In the article COVID-19, the clinic looks at hybrids in human, eye care, and equality

While providers scrambled to roll out telemedicine when the pandemic broke out this spring, hospitals that were in full swing were also forced to massively speed up their plans. The results – Patients preferred virtual support in many cases and technical hurdles were overcome relatively quickly – mean that many systems are pursuing a future of hybrid care that incorporates telemedicine as a cornerstone.

The Cohen Veteran Network, a non-profit network of clinics providing mental health services to military and veteran families, plans to drastically change its physical spaces in the future, it is foreign affairs chief Paul said Tuesday. Woods at the US hospital virtual conference. Association.

That includes reducing the physical footprint of future clinics by about 50 percent, he said.

“The other really interesting thing is that it potentially opens up entirely new markets for us where we don’t necessarily need to be physically present,” he said.

Comments at the AHA conference reflected a clear consensus that telemedicine will not only stay here but continue to be at the heart of healthcare in the future. And the signs are that patients want more virtual options and in many cases they prefer them. Reluctantly, in the past, doctors have no choice but to adapt.

Deborah Hollenstein, vice president of strategic marketing at Vanderbilt University Medical Center, said her hospital is also rethinking the idea that patient care is based on personal interactions and realizes that she is nobody.

In the future, all patients will have simultaneous access to physical and virtual care. 

By the end of last year, approximately 18% of Cohen Veterans Network patients had attended at least one telemedicine session while nursing.

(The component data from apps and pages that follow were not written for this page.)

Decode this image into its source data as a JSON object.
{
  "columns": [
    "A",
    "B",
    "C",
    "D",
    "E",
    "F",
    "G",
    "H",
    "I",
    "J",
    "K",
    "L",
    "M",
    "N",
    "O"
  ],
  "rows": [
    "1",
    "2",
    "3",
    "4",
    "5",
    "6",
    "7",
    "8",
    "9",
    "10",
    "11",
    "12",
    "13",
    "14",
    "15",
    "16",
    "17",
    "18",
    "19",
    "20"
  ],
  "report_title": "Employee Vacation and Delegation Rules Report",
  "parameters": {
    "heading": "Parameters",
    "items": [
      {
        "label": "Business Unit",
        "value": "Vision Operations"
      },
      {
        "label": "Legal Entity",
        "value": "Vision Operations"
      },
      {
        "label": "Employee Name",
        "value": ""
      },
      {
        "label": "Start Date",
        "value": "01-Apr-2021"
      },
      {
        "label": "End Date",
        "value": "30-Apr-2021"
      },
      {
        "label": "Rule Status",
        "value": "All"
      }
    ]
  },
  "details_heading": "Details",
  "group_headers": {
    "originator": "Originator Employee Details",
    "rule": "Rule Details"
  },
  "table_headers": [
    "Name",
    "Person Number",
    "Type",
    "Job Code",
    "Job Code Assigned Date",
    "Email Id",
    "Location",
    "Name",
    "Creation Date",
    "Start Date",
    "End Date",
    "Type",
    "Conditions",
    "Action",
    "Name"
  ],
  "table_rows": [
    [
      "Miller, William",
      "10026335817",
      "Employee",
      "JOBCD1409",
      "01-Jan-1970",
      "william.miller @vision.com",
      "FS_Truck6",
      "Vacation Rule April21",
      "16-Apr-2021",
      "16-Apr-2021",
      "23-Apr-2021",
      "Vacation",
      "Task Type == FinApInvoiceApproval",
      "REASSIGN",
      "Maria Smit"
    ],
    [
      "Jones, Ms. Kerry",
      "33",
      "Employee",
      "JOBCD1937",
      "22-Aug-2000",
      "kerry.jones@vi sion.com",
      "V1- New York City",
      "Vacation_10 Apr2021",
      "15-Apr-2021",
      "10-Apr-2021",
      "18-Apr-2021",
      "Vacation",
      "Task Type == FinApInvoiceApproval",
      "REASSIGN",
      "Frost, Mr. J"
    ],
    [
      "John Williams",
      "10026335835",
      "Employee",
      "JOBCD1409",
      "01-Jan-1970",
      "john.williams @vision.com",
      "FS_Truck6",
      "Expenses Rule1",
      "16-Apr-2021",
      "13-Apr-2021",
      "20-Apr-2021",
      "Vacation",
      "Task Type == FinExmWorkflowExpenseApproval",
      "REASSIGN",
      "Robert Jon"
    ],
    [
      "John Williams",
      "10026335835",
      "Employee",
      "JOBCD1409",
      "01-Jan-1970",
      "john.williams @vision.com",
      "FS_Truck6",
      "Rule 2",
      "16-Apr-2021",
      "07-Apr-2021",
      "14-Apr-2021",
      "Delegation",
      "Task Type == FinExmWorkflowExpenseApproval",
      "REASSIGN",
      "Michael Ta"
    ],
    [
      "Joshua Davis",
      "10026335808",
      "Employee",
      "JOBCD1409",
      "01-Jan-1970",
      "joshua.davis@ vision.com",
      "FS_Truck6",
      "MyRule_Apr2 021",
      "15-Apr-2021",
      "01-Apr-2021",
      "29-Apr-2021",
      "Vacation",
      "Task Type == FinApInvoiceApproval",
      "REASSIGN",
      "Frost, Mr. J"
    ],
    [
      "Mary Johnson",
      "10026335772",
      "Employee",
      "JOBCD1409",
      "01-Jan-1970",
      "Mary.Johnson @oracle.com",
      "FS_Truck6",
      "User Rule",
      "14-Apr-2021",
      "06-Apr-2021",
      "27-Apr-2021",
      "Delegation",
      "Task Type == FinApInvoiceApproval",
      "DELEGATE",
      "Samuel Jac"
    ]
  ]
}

The system’s target for 2020 was 30%, but after the COVID-19 outbreak, it was 98%.

Woods predicts that once a vaccine is widely available, CVN will take effect for about 40 percent of patients using virtual services as part of their care.

While access to telemedicine is always an issue and some patients always prefer personal assistance, most providers indicated that patients highly value their experience with telemedicine.

Nikki Moll, senior vice president of marketing and communications for Baylor Scott and White Health, said patient satisfaction has increased with the rise of telemedicine.

“People don’t come back,” she said. “I have used our virtual experience and I know that I will not return as a patient.”

The health care system also needs many new patients who are wondering, showing opportunities to increase voice and reach. He took every patient to the hospital and the hospital a year ago, asking them for an online diagnostic tool that could inform people of the best visits if necessary. It was distributed to more than 3 million people, some of whom described it

Of those who tried the COVID-19 support desk, 400,000 were new to Baylor Scott & White.

Future marketing will emphasize these advertising options, at least through other traditional channels like social media and advertising, Moll said.

The introduction of COVID-19, especially in the first weeks and months after the onset of the disease in the United States, has made the medical system more difficult to accept telemedicine: infidels.

They supported it for a while. They want to have that face-to-face relationship, which is natural, “Hollenstein said.” But they welcomed it at the beginning of the tragedy in March. “

Woods said CVN has a similar experience. “Obviously we got a lot of this from a fast pace,” he said.

Obviously, there is still a problem in using telemedicine in large numbers. Woods said social inequality is an asset. It remains to be seen how CMS and private service providers will decide to pay for telemedicine services as soon as public health emergencies pass.

Privacy also applies, especially when families are together. “We actually had a few clients who said they should have their own telemedicine party in the room because that’s the only place they can be alone,” Woods said.

In the next column, Scott Rissmiller, Atrium Health’s chief medical officer, explains how the system made his hospital open three weeks before its start in April. Plans are already in place, but the disease is contagious, as it has happened with many things, including this idea.

The drug regimen is designed for 15,000 patients, 13,000 who are “eligible” and only 3% will require advanced care, Rissmiller said.

Atrium thinks the hospital has doubled. One is for additional support research and services such as telephone screening and nursing. Others involve intensive care, such as monitoring important signals on home visits by health care providers.

Rissmiller said he and his colleagues have learned that they can move “faster” than they thought before the disease broke out.

“Silos was completely destroyed,” he said. “People are just focused on trying to take care of the patient, as they should.”